ANAO gives its verdict on ATO's tax avoidance taskforce
The ATO’s tax avoidance taskforce is estimated to have generated around $7.9 billion in tax liabilities and $4.4 billion in cash collections so far.
The Australian Taxation Office (ATO) has welcomed the release of the Australian National Audit Office’s (ANAO) performance audit, Tax Avoidance Taskforce – Meeting Budget Commitments, which has found that there has been a significant increase in compliance revenue since the commencement of the taskforce.
The audit focused on whether the taskforce has been resourced in accordance with budget estimates.
In publishing its findings, the ANAO said that it is not clear the extent to which the boost in compliance revenue is a result of budget measure resources provided for the taskforce.
ANAO explained that the ATO also had not implemented a methodology that accurately monitored taskforce resourcing, and as such can not conclusively demonstrate that the Tax Avoidance Taskforce has met the revenue and resourcing commitments set out in the 2016-17 budget.
The auditor expressed a preference for a distinct separation of taskforce funded positions and case work from existing ATO funded positions and case work.
Responding to its findings, the ATO opined that it would be counter-productive to set up two organisations doing the same work.
“Our approach has been to fully integrate taskforce funding into existing ATO programs. This reflects the design of the taskforce to expand upon existing programs and undertake new work programs rather than operate as a distinct, separate program within the ATO. It also provides the flexibility to allocate resources in response to changes in the taxpayer landscape,” said the Tax Office.
It argued that it has carefully “considered how to incorporate this large budget measure to deliver the best return on investment to the government and the Australian public”.
“We estimate the taskforce has generated around $7.9 billion in tax liabilities and $4.4 billion in cash collections so far,” the ATO said.
The ATO noted that the success of the taskforce is prompting large multinationals, public and private groups to proactively manage and prevent tax risks in their business by adopting robust tax governance arrangements through early and open engagement with the ATO.
“The success of the taskforce is the result of a combined effort across various business areas of the ATO to tackle tax avoidance.
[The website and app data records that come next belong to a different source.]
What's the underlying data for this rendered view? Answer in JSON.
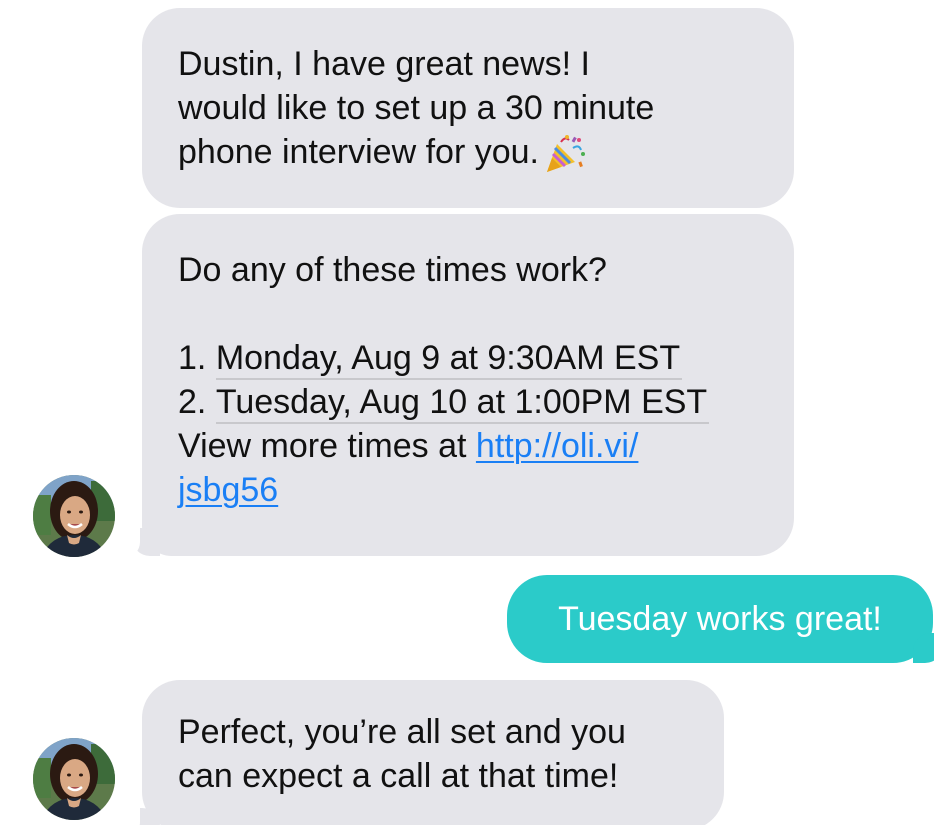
{
  "conversation": {
    "messages": [
      {
        "sender": "recruiter",
        "lines": [
          "Dustin, I have great news! I",
          "would like to set up a 30 minute",
          "phone interview for you."
        ],
        "emoji": "party-popper-icon"
      },
      {
        "sender": "recruiter",
        "intro": "Do any of these times work?",
        "options": [
          {
            "prefix": "1. ",
            "text": "Monday, Aug 9 at 9:30AM EST"
          },
          {
            "prefix": "2. ",
            "text": "Tuesday, Aug 10 at 1:00PM EST"
          }
        ],
        "more_prefix": "View more times at ",
        "link_part1": "http://oli.vi/",
        "link_part2": "jsbg56"
      },
      {
        "sender": "user",
        "text": "Tuesday works great!"
      },
      {
        "sender": "recruiter",
        "lines": [
          "Perfect, you’re all set and you",
          "can expect a call at that time!"
        ]
      }
    ]
  },
  "colors": {
    "incoming_bubble": "#e5e5ea",
    "outgoing_bubble": "#2bcbc9",
    "link": "#1a7ff5"
  }
}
This funding has enhanced and extended existing compliance activities targeting large multinationals and high wealth individuals,” it said.
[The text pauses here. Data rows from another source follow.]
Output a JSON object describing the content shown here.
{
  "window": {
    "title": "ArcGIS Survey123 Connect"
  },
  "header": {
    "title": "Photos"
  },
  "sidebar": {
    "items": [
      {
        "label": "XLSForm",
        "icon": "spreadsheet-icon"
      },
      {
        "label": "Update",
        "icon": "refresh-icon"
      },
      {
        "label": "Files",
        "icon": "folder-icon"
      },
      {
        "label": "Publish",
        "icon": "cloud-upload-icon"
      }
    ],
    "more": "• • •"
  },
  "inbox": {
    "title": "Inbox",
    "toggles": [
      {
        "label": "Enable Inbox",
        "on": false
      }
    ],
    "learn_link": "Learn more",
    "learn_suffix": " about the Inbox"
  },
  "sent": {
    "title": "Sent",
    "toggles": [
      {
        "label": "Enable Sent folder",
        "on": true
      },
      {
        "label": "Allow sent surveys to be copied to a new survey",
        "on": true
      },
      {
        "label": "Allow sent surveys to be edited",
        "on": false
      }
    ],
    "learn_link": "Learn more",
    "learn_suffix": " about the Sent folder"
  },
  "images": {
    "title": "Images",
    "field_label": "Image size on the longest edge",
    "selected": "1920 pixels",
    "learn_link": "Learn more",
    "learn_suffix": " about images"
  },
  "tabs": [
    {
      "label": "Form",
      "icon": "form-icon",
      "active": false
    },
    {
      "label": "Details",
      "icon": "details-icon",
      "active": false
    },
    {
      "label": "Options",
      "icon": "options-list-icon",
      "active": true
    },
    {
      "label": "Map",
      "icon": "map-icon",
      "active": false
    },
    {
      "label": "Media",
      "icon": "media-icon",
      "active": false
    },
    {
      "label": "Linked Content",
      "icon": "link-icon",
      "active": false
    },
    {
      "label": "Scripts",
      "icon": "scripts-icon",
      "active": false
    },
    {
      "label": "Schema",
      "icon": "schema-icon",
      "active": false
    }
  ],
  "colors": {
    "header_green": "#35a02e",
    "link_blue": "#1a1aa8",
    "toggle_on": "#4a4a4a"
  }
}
“The collective and integrated approach taken by the ATO is validated by the outstanding success of the initiative.”
Despite not agreeing with all of ANAO's findings, the Tax Office has agreed to some of its recommendations and is set to further examine the conclusions with the aim of incorporating the suggestions it believes appropriate into future improvements to its programs.
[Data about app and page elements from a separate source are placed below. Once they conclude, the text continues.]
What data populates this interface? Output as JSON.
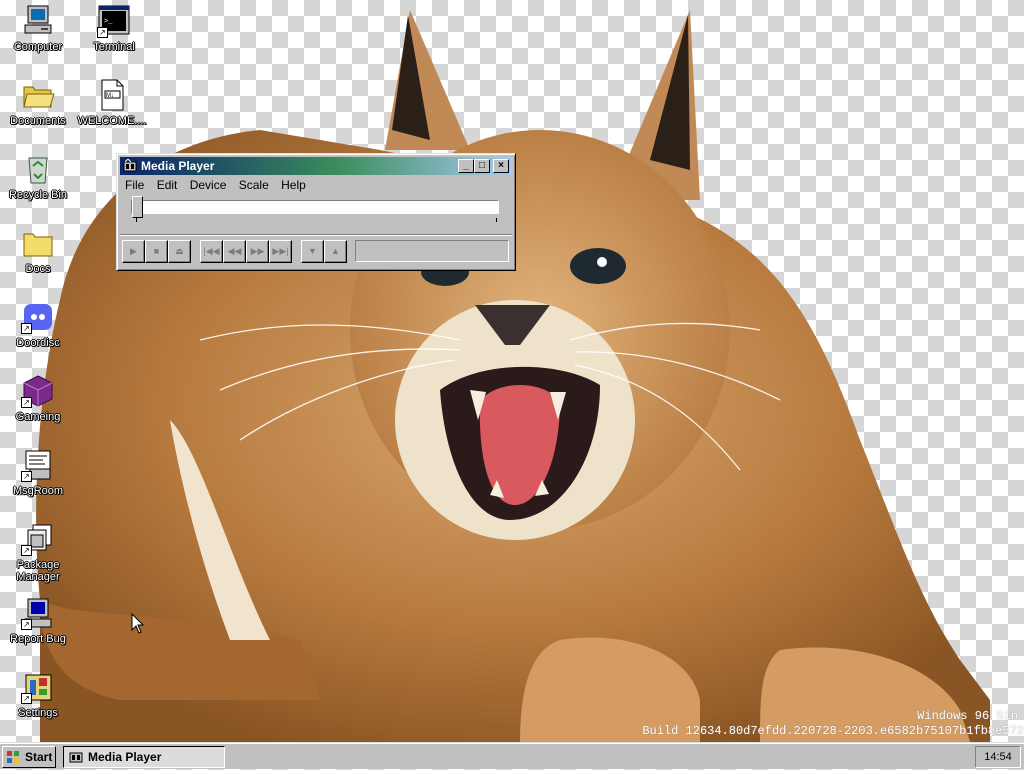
{
  "desktop": {
    "icons": [
      {
        "label": "Computer",
        "icon": "computer-icon"
      },
      {
        "label": "Terminal",
        "icon": "terminal-icon"
      },
      {
        "label": "Documents",
        "icon": "folder-open-icon"
      },
      {
        "label": "WELCOME....",
        "icon": "markdown-file-icon"
      },
      {
        "label": "Recycle Bin",
        "icon": "recycle-bin-icon"
      },
      {
        "label": "Docs",
        "icon": "folder-icon"
      },
      {
        "label": "Doordisc",
        "icon": "doordisc-icon"
      },
      {
        "label": "Gameing",
        "icon": "game-cube-icon"
      },
      {
        "label": "MsgRoom",
        "icon": "msgroom-icon"
      },
      {
        "label": "Package Manager",
        "icon": "package-icon"
      },
      {
        "label": "Report Bug",
        "icon": "report-bug-icon"
      },
      {
        "label": "Settings",
        "icon": "settings-icon"
      }
    ],
    "watermark": {
      "line1": "Windows 96 Gin",
      "line2": "Build 12634.80d7efdd.220728-2203.e6582b75107b1fb8e572"
    }
  },
  "media_player": {
    "title": "Media Player",
    "menu": [
      "File",
      "Edit",
      "Device",
      "Scale",
      "Help"
    ],
    "controls": [
      "play",
      "stop",
      "eject",
      "previous-mark",
      "rewind",
      "fast-forward",
      "next-mark",
      "start-selection",
      "end-selection"
    ],
    "position": 0
  },
  "taskbar": {
    "start_label": "Start",
    "task_label": "Media Player",
    "clock": "14:54"
  },
  "colors": {
    "desktop_checker": "#d6d6d6",
    "window_face": "#c0c0c0",
    "title_gradient_start": "#0a246a",
    "title_gradient_end": "#a6caf0"
  }
}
Recommendation number 1
In proposals for specific budget funding of compliance activities, the Australian Taxation Office documents:
- the source and basis of each assumption used in the resourcing and revenue models;
- how it will monitor and report actual resourcing and revenue associated with the funding measure; and
- either the pre-existing levels of resourcing and revenue related to the measure, or why it is not feasible to provide these levels.
Australian Taxation Office response: Agree with (a); Disagree with (b) and (c).
Recommendation number 2
The Australian Taxation Office develops a framework or set of principles to support accurate monitoring of actual costs and revenues of compliance measures, consistent with the measure’s proposals.
Australian Taxation Office response: Agree.